"David - You've offered up so much great practice advice here on your blog. Do you have any tips for practicing away from the horn? I've heard of people closing their eyes and fingering an imaginary horn, and I've tried that but it really hasn't seemed to be very effective for me. Any other ideas? Thanks, Roman."
There are several ways to practice without your horn. Here are a few techniques that I have used over the years:
- Bilateral Finger Coordination Exercises- these exercises help to get both hemispheres of your brain working together to control digital dexterity. For the sake of explaining the exercises we'll call the thumb on your right hand R1, right index finger R2 and so on. Your right pinkie of course is R5, left pinkie is L5 and your left thumb is L1. The goal when doing these is to get both hands acting exactly together. Most people have one hand that reacts faster than the other and of course this is not good for saxophone technique. These exercises would of course be helpful any instrument that uses both hands. Start each exercise slow and concentrate on getting your hands working together. Slowly speed up to a blistering speed. Remember to keep your hands and fingers totally relaxed at all times. Set both hands comfortably on a flat surface in front of you with your fingers spread out slightly. Tap each finger lightly on the flat surface.
1-2-1-3-2-1-4-3-2-1-5-4-3-2-1-4-3-2-1-3-2-1-2 - repeat
This last exercise isn't bilaterally symmetrical.
At the same time as you do-
Do the right hand-
- Perfect pitch exercise- carry a small pitch pipe or tuning fork with you throughout the day. Each day pick a pitch and try to sing it at various times during the day. Use the pitch pipe to check your accuracy. Sing the pitch loud enough to feel the way it makes your throat and chest vibrate. Every note physically feels unique. Over time you will be surprised at how much better you can recognize pitches. It doesn't take long to develop a really perfect A, E or G. From there you can slowly add other notes that are solid inside you. I call this 'Relatively Perfect Pitch' because you start out with only a couple of note that you can recognize.
- Sing along to solos! Duh. This seems so obvious but not many players do this regularly. Load your iPodod or Diskman with great tunes and try to sing along to every note in the solos. Singing is great for ear training. Don't worry that your tone sounds like crap, just try to sing in tune and in time. This will internalize and solidify your sense of pitch, and time for that matter.
- Try to read though solo transcriptions without your horn. Take the Omnibook with you on the subway. You don't even need to sing out loud, just try to hear the lines in your imagination. This is great for sight reading and ear training (or pitch visualization).

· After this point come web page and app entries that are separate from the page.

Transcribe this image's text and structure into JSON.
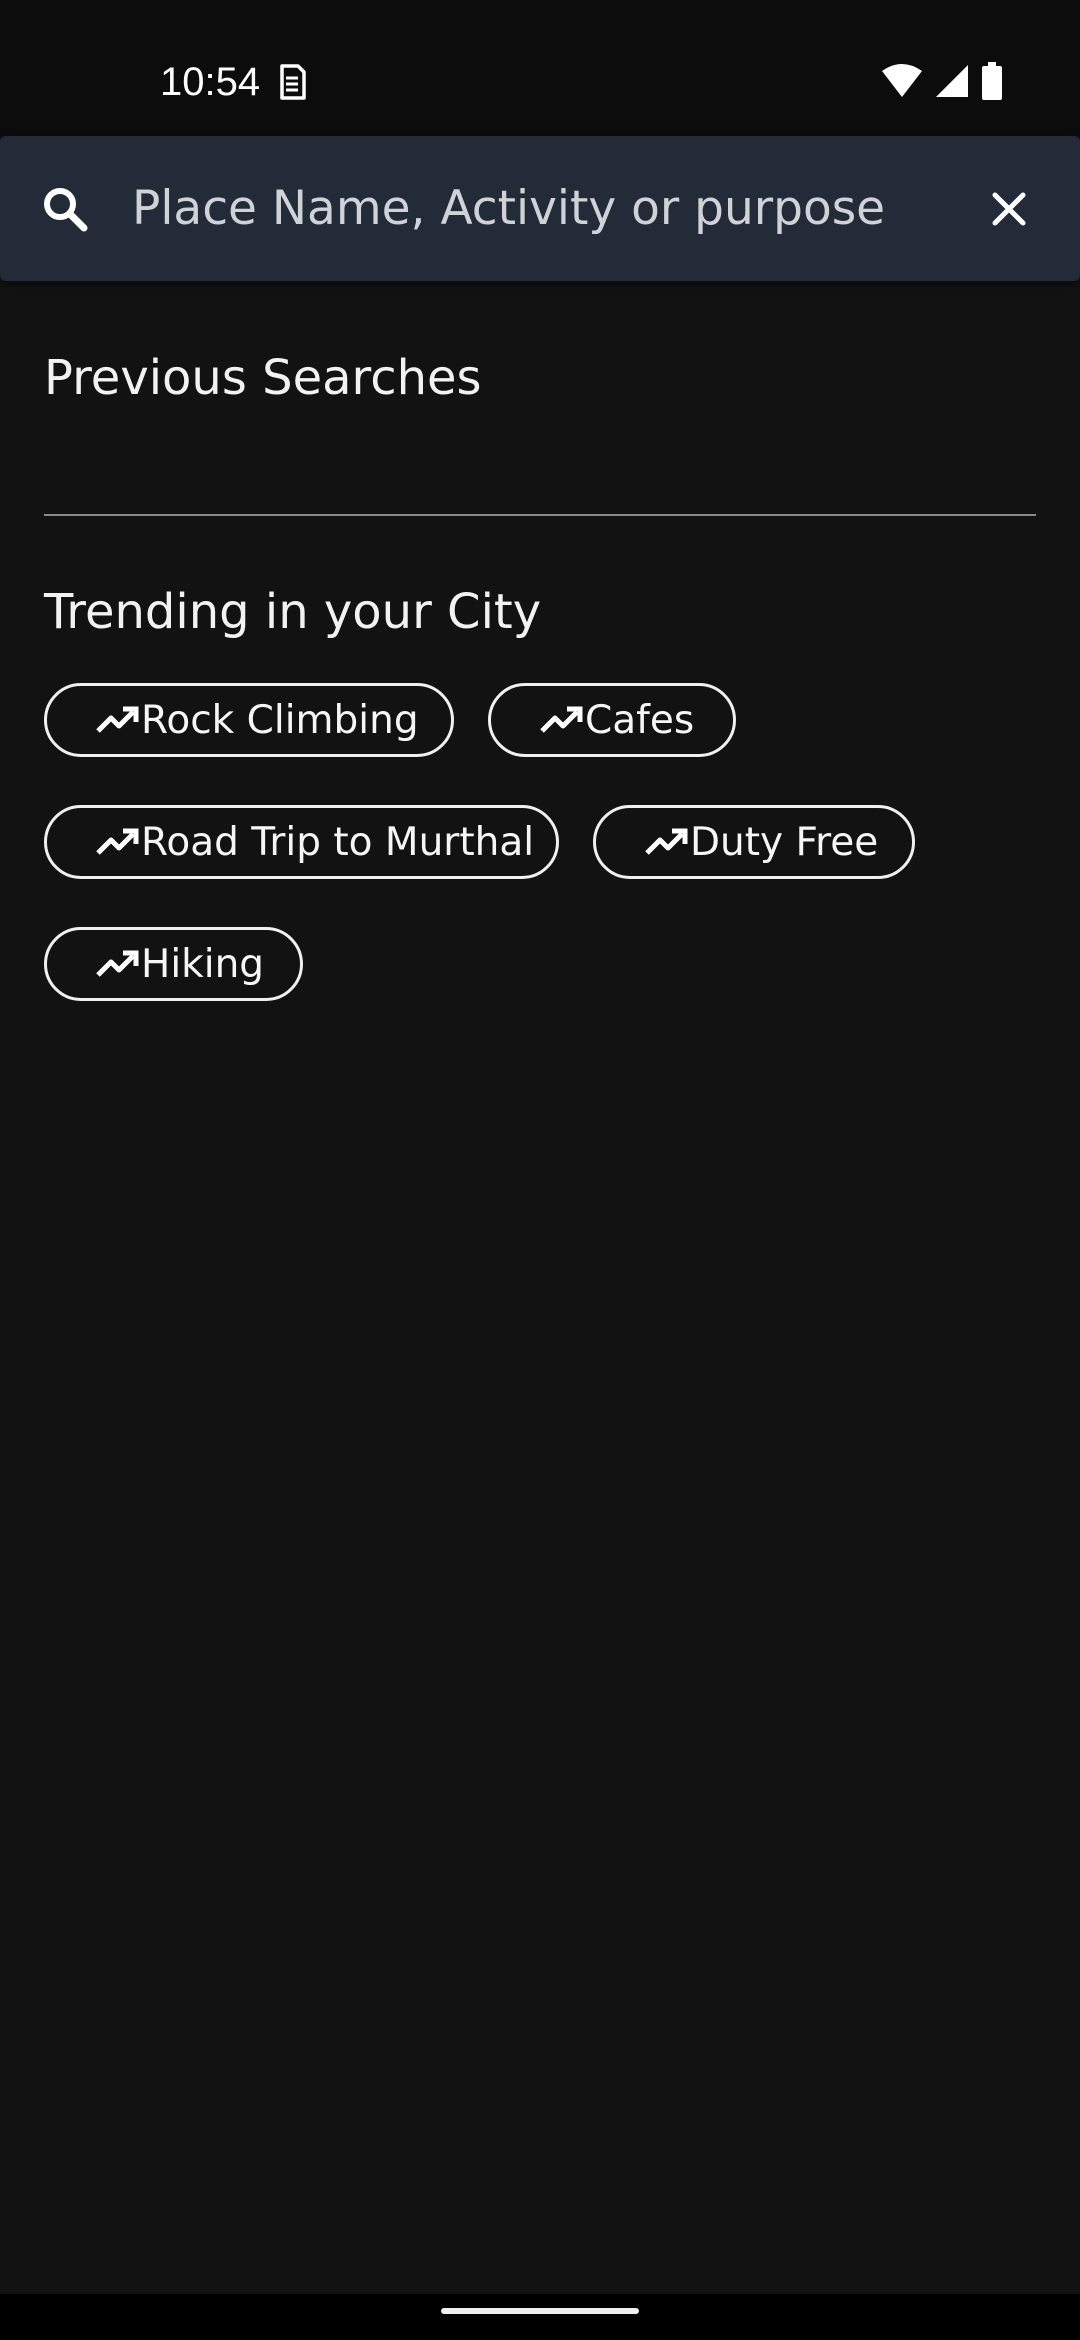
{
  "status_bar": {
    "time": "10:54",
    "icons": [
      "sim-card-icon",
      "wifi-icon",
      "signal-icon",
      "battery-icon"
    ]
  },
  "search": {
    "placeholder": "Place Name, Activity or purpose",
    "value": "",
    "search_icon": "search-icon",
    "close_icon": "close-icon"
  },
  "previous_searches": {
    "title": "Previous Searches",
    "items": []
  },
  "trending": {
    "title": "Trending in your City",
    "chip_icon": "trending-up-icon",
    "chips": [
      {
        "label": "Rock Climbing"
      },
      {
        "label": "Cafes"
      },
      {
        "label": "Road Trip to Murthal"
      },
      {
        "label": "Duty Free"
      },
      {
        "label": "Hiking"
      }
    ]
  },
  "colors": {
    "background": "#121212",
    "search_bar": "#232b38",
    "chip_border": "#f0f0f0",
    "divider": "#8a8a8a"
  }
}
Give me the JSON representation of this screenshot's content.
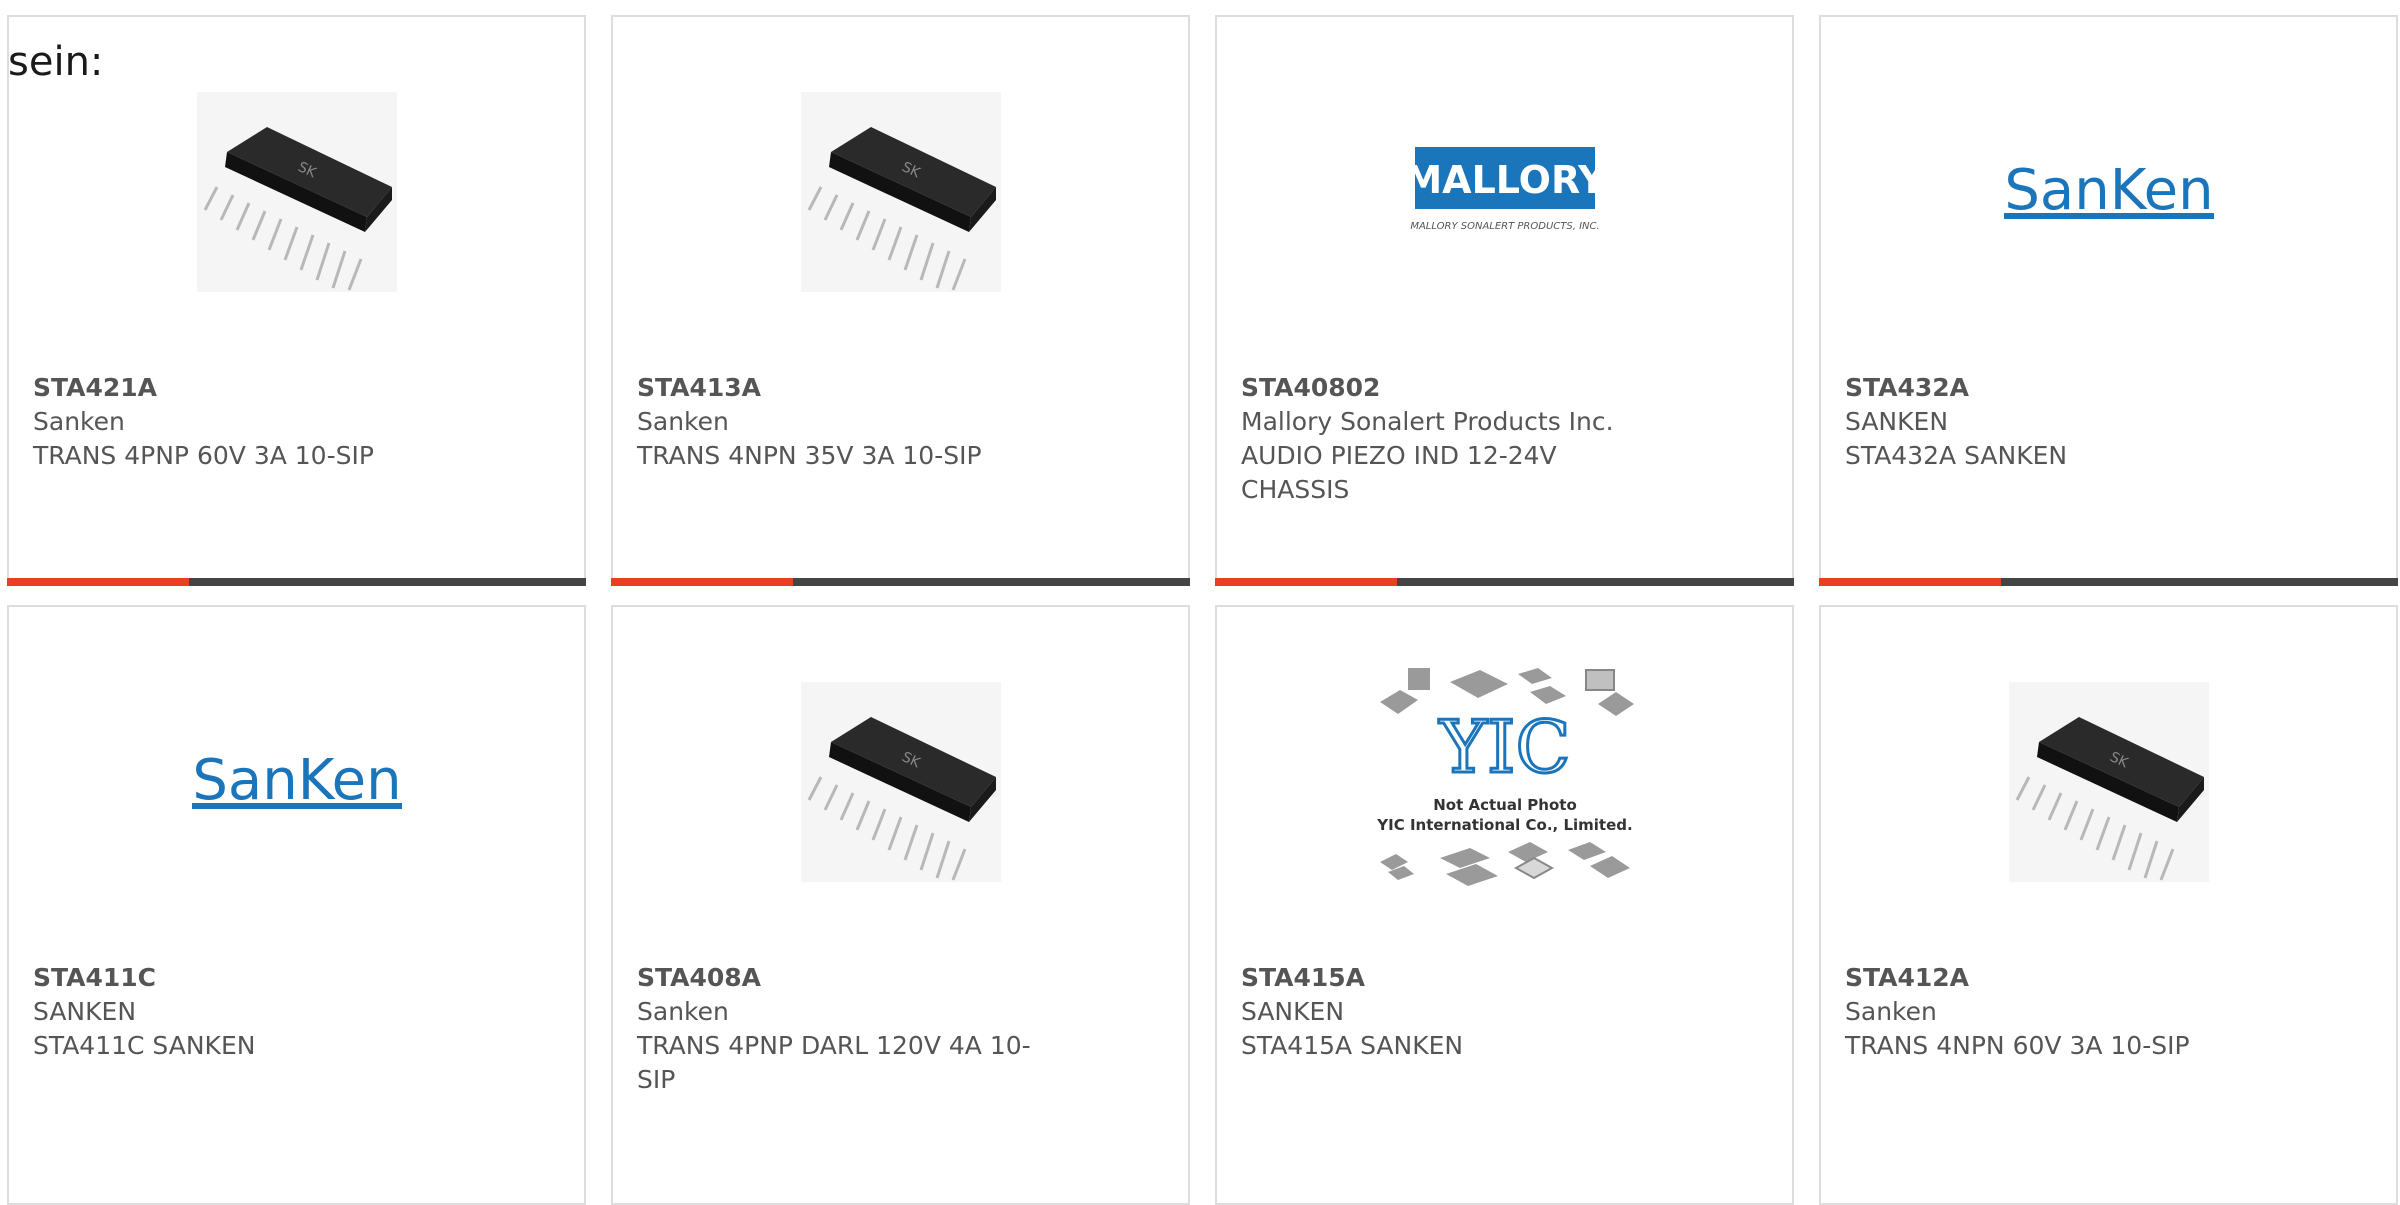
{
  "intro_text": "sein:",
  "colors": {
    "accent": "#e8411b",
    "bar": "#444444",
    "logo_blue": "#1b75bb"
  },
  "products": [
    {
      "part": "STA421A",
      "manufacturer": "Sanken",
      "description": "TRANS 4PNP 60V 3A 10-SIP",
      "image": "sip-chip-photo"
    },
    {
      "part": "STA413A",
      "manufacturer": "Sanken",
      "description": "TRANS 4NPN 35V 3A 10-SIP",
      "image": "sip-chip-photo"
    },
    {
      "part": "STA40802",
      "manufacturer": "Mallory Sonalert Products Inc.",
      "description": "AUDIO PIEZO IND 12-24V CHASSIS",
      "image": "mallory-logo",
      "logo_title": "MALLORY",
      "logo_subtitle": "MALLORY SONALERT PRODUCTS, INC."
    },
    {
      "part": "STA432A",
      "manufacturer": "SANKEN",
      "description": "STA432A SANKEN",
      "image": "sanken-logo",
      "logo_text": "SanKen"
    },
    {
      "part": "STA411C",
      "manufacturer": "SANKEN",
      "description": "STA411C SANKEN",
      "image": "sanken-logo",
      "logo_text": "SanKen"
    },
    {
      "part": "STA408A",
      "manufacturer": "Sanken",
      "description": "TRANS 4PNP DARL 120V 4A 10-SIP",
      "image": "sip-chip-photo"
    },
    {
      "part": "STA415A",
      "manufacturer": "SANKEN",
      "description": "STA415A SANKEN",
      "image": "yic-placeholder",
      "logo_text": "YIC",
      "note_line1": "Not Actual Photo",
      "note_line2": "YIC International Co., Limited."
    },
    {
      "part": "STA412A",
      "manufacturer": "Sanken",
      "description": "TRANS 4NPN 60V 3A 10-SIP",
      "image": "sip-chip-photo"
    }
  ]
}
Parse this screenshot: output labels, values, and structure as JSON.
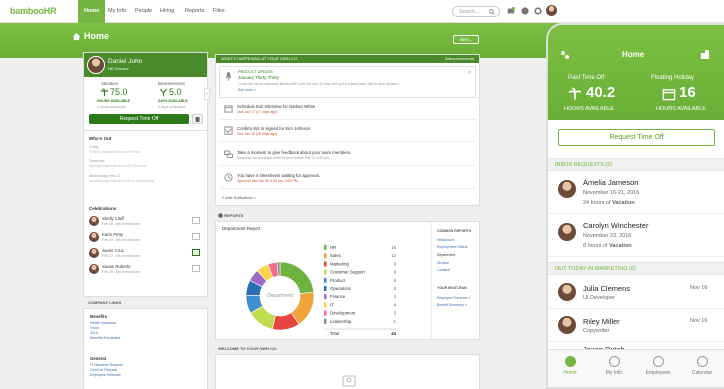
{
  "brand": {
    "logo": "bambooHR",
    "accent": "#74b63f"
  },
  "nav": {
    "items": [
      "Home",
      "My Info",
      "People",
      "Hiring",
      "Reports",
      "Files"
    ],
    "search_placeholder": "Search..."
  },
  "page": {
    "title": "Home",
    "new_button": "New..."
  },
  "profile": {
    "name": "Daniel John",
    "role": "HR Director",
    "vacation_label": "Vacation",
    "vacation_value": "75.0",
    "vacation_sub": "HOURS AVAILABLE",
    "bereavement_label": "Bereavement",
    "bereavement_value": "5.0",
    "bereavement_sub": "DAYS AVAILABLE",
    "request_button": "Request Time Off"
  },
  "whos_out": {
    "title": "Who's Out",
    "groups": [
      {
        "label": "Today",
        "text": "Nobody requested time off Today"
      },
      {
        "label": "Tomorrow",
        "text": "Nobody requested time off Tomorrow"
      },
      {
        "label": "Wednesday, Feb 21",
        "text": "Nobody requested time off for Wednesday"
      }
    ]
  },
  "celebrations": {
    "title": "Celebrations",
    "items": [
      {
        "name": "Shelly Cluff",
        "detail": "Feb 18 - 6th Anniversary"
      },
      {
        "name": "Karin Petty",
        "detail": "Feb 20 - 6th Anniversary"
      },
      {
        "name": "Javier Cruz",
        "detail": "Feb 22 - 6th Anniversary"
      },
      {
        "name": "Susan Roberts",
        "detail": "Feb 25 - 6th Anniversary"
      }
    ]
  },
  "company_links": {
    "title": "COMPANY LINKS",
    "groups": [
      {
        "label": "Benefits",
        "links": [
          "Health Insurance",
          "Vision",
          "401K",
          "Benefits Enrollment"
        ]
      },
      {
        "label": "General",
        "links": [
          "IT Helpdesk Request",
          "OrmCon Request",
          "Employee Referrals"
        ]
      }
    ]
  },
  "feed": {
    "header": "WHAT'S HAPPENING AT YOUR OWN CO.",
    "announcements_link": "Announcements",
    "items": [
      {
        "tag": "PRODUCT UPDATE",
        "title": "January Thirty Thirty",
        "body": "Looks like we've improved BambooHR over the last 30 days and got a repeat pass. We've also updated...",
        "link": "See more »"
      },
      {
        "title": "Schedule Exit Interview for Nathan White",
        "due": "Due Jan 17 (17 days ago)"
      },
      {
        "title": "Confirm W4 in signed for Kim Johnson",
        "due": "Due Jan 18 (18 days ago)"
      },
      {
        "title": "Take a moment to give feedback about your team members.",
        "due": "Requests for feedback must be sent before Feb 16 5:00 pm"
      },
      {
        "title": "You have 4 timesheets waiting for approval.",
        "due": "Approval due Jan 29 4:00 pm, 3:00 PM ..."
      }
    ],
    "older": "2 older Notifications »"
  },
  "reports": {
    "header": "REPORTS",
    "card_title": "Department Report",
    "center_label": "Department",
    "total_label": "Total",
    "total_value": "44",
    "common_title": "COMMON REPORTS",
    "common_links": [
      "Headcount",
      "Employment Status",
      "Department",
      "Division",
      "Location"
    ],
    "most_run_title": "YOUR MOST-RUN",
    "most_run_links": [
      "Employee Turnover »",
      "Benefit Summary »"
    ]
  },
  "chart_data": {
    "type": "pie",
    "categories": [
      "HR",
      "Sales",
      "Marketing",
      "Customer Support",
      "Product",
      "Operations",
      "Finance",
      "IT",
      "Development",
      "Leadership"
    ],
    "values": [
      16,
      12,
      9,
      9,
      6,
      5,
      4,
      4,
      3,
      1
    ],
    "colors": [
      "#6eb33f",
      "#f0a23b",
      "#e4453c",
      "#c2dc4f",
      "#3d8fd0",
      "#2a6fb5",
      "#9c6bc5",
      "#fcd24a",
      "#f26a8d",
      "#8a8a8a"
    ]
  },
  "welcome": {
    "header": "WELCOME TO YOUR OWN CO."
  },
  "phone": {
    "title": "Home",
    "pto_label": "Paid Time Off",
    "pto_value": "40.2",
    "pto_sub": "HOURS AVAILABLE",
    "fh_label": "Floating Holiday",
    "fh_value": "16",
    "fh_sub": "HOURS AVAILABLE",
    "request_button": "Request Time Off",
    "inbox_label": "INBOX REQUESTS (2)",
    "inbox": [
      {
        "name": "Amelia Jameson",
        "date": "November 16-21, 2016",
        "hours": "24 hours of",
        "type": "Vacation"
      },
      {
        "name": "Carolyn Winchester",
        "date": "November 23, 2016",
        "hours": "8 hours of",
        "type": "Vacation"
      }
    ],
    "out_label": "OUT TODAY IN MARKETING (6)",
    "out": [
      {
        "name": "Julia Clemens",
        "title": "UI Developer",
        "date": "Nov 16"
      },
      {
        "name": "Riley Miller",
        "title": "Copywriter",
        "date": "Nov 16"
      },
      {
        "name": "Jaxon Dutch",
        "title": "",
        "date": ""
      }
    ],
    "tabs": [
      "Home",
      "My Info",
      "Employees",
      "Calendar"
    ]
  }
}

- Of course the next step here is scatting. You can do this to music or unacompanied. If you can clearly hear and sing something then you will be less likely to let your fingers do the walking. Play what you really hear, don't play what you can't hear or sing.